4th annual conference of the Middle East Dialogue of the Valdai International Discussion Club, titled “Islam in Politics: Ideology or Pragmatism?”, will take place in Marrakesh, Morocco, on May 14-15.
Issues of commonalities and differences in the Muslim communities of Russia and Canada, as well as problems of their integration into the legal frameworks of their respective countries, were the main topics of discussion at the conference Muslims in Russia, the CIS, and Canada: Cohabitation and Cooperation
The conference Muslims in Russia, the CIS, and Canada: Cohabitation and Cooperation presented by Carleton’ Institute of European, Russian and Eurasian Studies, the Department of Political Science, the Carleton Centre for the Study of Islam, and the Valdai Discussion Club is to be held on March 8, 2013 at the Carleton University, Ottawa.
The analytical report “Russia’s Economy: after Transformation, before Modernization” was prepared after discussions at the Valdai Discussion Club Summit held on October 21–22, 2012. The report incorporates many of the conclusions on Russia’s political development contained in the 2011 Valdai report “Russia Should Not Miss Its Chance: Development Scenarios”.
The Russia Development Index (Valdai Index) reflects the combined opinion of the world's leading experts on Russia as regards Russia’s political, economic, social, cultural and international performance. The annual poll aims to study changes in Russia’s development trends over a year. It is important that respondents assess not the current situation, but changes.
The analytical report “Military Reform: Toward the New Look of the Russian Army” summarizes the results of the conference of the Valdai Discussion Club Defense and Security section titled “Modernization of Russia’s Armed Forces and Cooperation in International Security” which was held on May 25-27, 2011 in Moscow.
While in 2011 the Internet economy accounted for just 1% of Russia’s GDP, it was expected to grow at a rate of about 30% in 2012. Russian IT companies are going global. Some Russian national giants are buying foreign assets and considering a gradual expansion into foreign markets.
The contest for control of Russia’s oil industry has been an integral feature of the country’s politics ever since the collapse of the Soviet Union. Therefore, an assessment of political elite dynamics and the competition for control over Russia’s oil sector can explain why this industry has been subject to such rapid management changes, including the rise and demise of Russia’s private oil corporations and the emergence of Rosneft as a national oil company (NOC).
The political and economic community and experts are well aware that Medvedev is, willingly or unwillingly, one of the top-ranking officials in Putin’s vertical of power. His political future depends more on Vladimir Putin and less on himself, and, of course, the most important factor is the political, economic and social atmosphere in Russia over the next five years.

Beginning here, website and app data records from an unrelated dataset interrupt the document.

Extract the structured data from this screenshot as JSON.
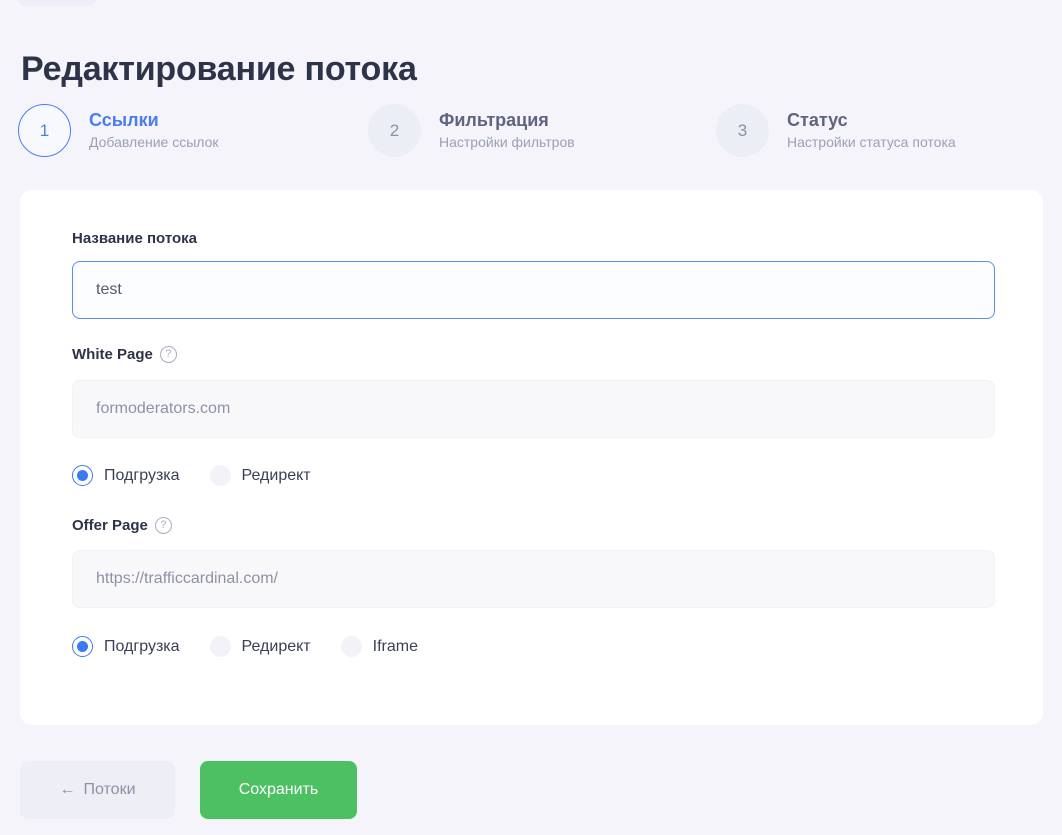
{
  "page": {
    "title": "Редактирование потока",
    "background_color": "#f4f4fa",
    "card_color": "#ffffff"
  },
  "stepper": {
    "steps": [
      {
        "number": "1",
        "title": "Ссылки",
        "subtitle": "Добавление ссылок",
        "state": "active",
        "accent_color": "#4a7ef0"
      },
      {
        "number": "2",
        "title": "Фильтрация",
        "subtitle": "Настройки фильтров",
        "state": "inactive",
        "accent_color": "#8b90a6"
      },
      {
        "number": "3",
        "title": "Статус",
        "subtitle": "Настройки статуса потока",
        "state": "inactive",
        "accent_color": "#8b90a6"
      }
    ]
  },
  "form": {
    "flow_name": {
      "label": "Название потока",
      "value": "test",
      "placeholder": "Название потока",
      "focused": true
    },
    "white_page": {
      "label": "White Page",
      "help_icon": "question-circle-icon",
      "value": "formoderators.com",
      "placeholder": "formoderators.com",
      "focused": false,
      "mode_options": [
        {
          "label": "Подгрузка",
          "selected": true
        },
        {
          "label": "Редирект",
          "selected": false
        }
      ]
    },
    "offer_page": {
      "label": "Offer Page",
      "help_icon": "question-circle-icon",
      "value": "https://trafficcardinal.com/",
      "placeholder": "https://trafficcardinal.com/",
      "focused": false,
      "mode_options": [
        {
          "label": "Подгрузка",
          "selected": true
        },
        {
          "label": "Редирект",
          "selected": false
        },
        {
          "label": "Iframe",
          "selected": false
        }
      ]
    }
  },
  "footer": {
    "back_button": {
      "label": "Потоки",
      "arrow": "←",
      "color": "#eeeef6"
    },
    "save_button": {
      "label": "Сохранить",
      "color": "#4dc161"
    }
  },
  "icons": {
    "help": "?"
  }
}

As for Russia’s main interests in the Arctic, they concern developing shelf resources, training personnel, building roads, and so on. Energy security is also a vital element of life in Arctic settlements. The Arctic communities have huge potential for cooperation.
The Forum in Davos may or may not be giving new answers to looming questions – but it is a suitable venue for world leaders to embrace opportunities. The issues of globalization, sustainable and secure economic growth and other trans-boundary phenomena shall lead the discussions to where the most advanced nations are looking at the developing world.
The development of Siberia and the Russian Far East is impossible without relations with China. We should not shut ourselves off from China, but cooperate with it: to identify the competitive advantages of the Transbaikal and the Russian Far East; to evaluate the real, and not the imaginary demand of the Chinese market for certain goods and services from Siberia and the Russian Far East.
For Russia, South Stream is above all an instrument for enhancing the reliability of gas supplies to Europe, which is the key consumer of Russian natural gas. In terms of profitability, Gazprom’s investment in the project will be partly compensated by the revenues of Russian steel and pipe-building companies, which will provide their products for the pipeline.
The Shanghai Cooperation Organisation is one of the most important foreign policy initiatives taken by Russia along with five other countries. Both Russia and China want to reduce the threat of separatism and western influence in the region. Emergence of SCO provoked new international order.
Iran has made varying degrees of progress down the tracks—enrichment, weaponization and delivery system—needed to have a viable nuclear weapon. How far will it proceed? One option is to build a bomb and, to show the world its nuclear prowess, conduct a test. But that option poses real risks for the Iranian government.
The current contract portfolio of Russian arms exporters is worth about $46 billion. Annual exports total $15 billion, and this will ensure uninterrupted deliveries for the next three years, even in the worst-case scenario. The list of the main buyers of Russian weapons is unlikely to change drastically.
Why did Russian officials choose to make Fogle’s case so public and then insist that it was unlikely to affect U.S.-Russia relations? The official explanation for this is that Moscow had already asked the United States to stop trying to recruit its intelligence officers—which seems like a silly and unrealistic request, since Russian agencies seem unlikely to halt similar steps in the United States—and that officials were frustrated after handling a similar case quietly earlier this year.